Now this whole time, as the endocrinologist had warned us to do, HB and I were explaining to the nursing staff that my first delivery went quickly, that my blood glucose control has been fantastic throughout the pregnancy and that this baby was last measured at over a pound less than GW was at birth.  But, seeing as the typical experience with diabetic mothers involves wanton neglect of sugar control resulting in gigantic babies and hours of pushing, my nurses apparently didn't believe us and ignored our hints that a) they should be ready and b) things were progressing:

At 9:15, much to my previously drugged surprise, I began to feel some serious contractions again and HB went to tell the nurse something was changing either with the contractions or the epidural (before the epidural my contraction pain was at about a six on a one to ten scale, now it was about at a seven or eight).  Saying she'd be there in a minute, we waited and I attempted to breath through the every 45 second contraction pain I was now experiencing...

At 9:30, HB went back out to the nursing station to tell them that the pain was seriously much worse (about a nine) and that I was feeling "pressure" - which if you haven't had a baby means that the baby is ready to exit.

Finally, at 9:45 a nurse came in and checked the baby's position - which HELLO, was right there at +1 station (typically you don't start pushing until +3 station, but waiting for that was seriously not going to happen) and frantically tried to get the completely unprepared room prepped for delivery.  She called the Dr. Al-kouatly, who needed about ten minutes to change into scrubs and come up from the testing center, so low and behold look who walked in to check on me but my worst nightmare Dougie Howser... at this point I was without any pain meds (we don't know what happened to the epidural) and doing everything I possibly could mentally to not push until a doctor - a real doctor - was there and ready to catch.  But before I had a chance to slap him for his horribly arrogant, "I haven't read the chart" bed side manner and instructions to do practice pushes (seriously?! BAD IDEA KID!), my prayers were answered... It was at this point that a Hollywood director would have flooded the room with white lights, used slow motion camera effects and some sort of "halleljah" music because Dr. Bronsky just happened to walk in ready for action.  Ridiculously unhappy with the lack of preparedness, my MIA pain plan and his not having been paged for "his case," he barked orders at the nurses to get their act together and, within ten minutes of sitting down, delivered my beautiful daughter, GV at 10:12 AM.  

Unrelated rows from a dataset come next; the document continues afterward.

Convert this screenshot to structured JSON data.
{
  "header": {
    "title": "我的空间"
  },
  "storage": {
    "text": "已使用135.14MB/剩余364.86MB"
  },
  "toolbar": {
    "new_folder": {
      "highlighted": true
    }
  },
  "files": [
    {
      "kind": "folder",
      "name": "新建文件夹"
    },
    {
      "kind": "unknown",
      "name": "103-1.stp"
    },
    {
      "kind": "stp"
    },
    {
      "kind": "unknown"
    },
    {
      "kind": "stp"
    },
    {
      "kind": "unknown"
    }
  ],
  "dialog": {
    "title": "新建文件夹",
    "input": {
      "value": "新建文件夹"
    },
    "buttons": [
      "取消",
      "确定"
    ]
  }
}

While things didn't go 100% smoothly communication-wise for delivery at INOVA Fairfax, HB and I are incredibly pleased with Dr. Bronsky's phenomenal care for me as an individual patient and I must say that I am grateful for his Hail-Mary reception of GV.  I am sure that Dr. Al-Kouatly would have done a wonderful job as well, perhaps even Dougie too (gag), but Dr. Bronsky helped get me from pre-conception nerves to post-delivery beautiful baby... Assuming that there aren't complications or reasons I've yet to learn (the placenta has been sent to pathology), I am really looking forward to working with him again for future pregnancies because we have a battle rhythm and positive relationship that I wouldn't trade for the world.  

Alright, all for now, the little one has been peacefully sleeping in my lap for all these paragraphs and now wants to be fed... Consider this post one of a few on the diabetes and L&D topic, I'll fill in the post delivery blanks soon. Thanks again for the support and love -- it is appreciated like always!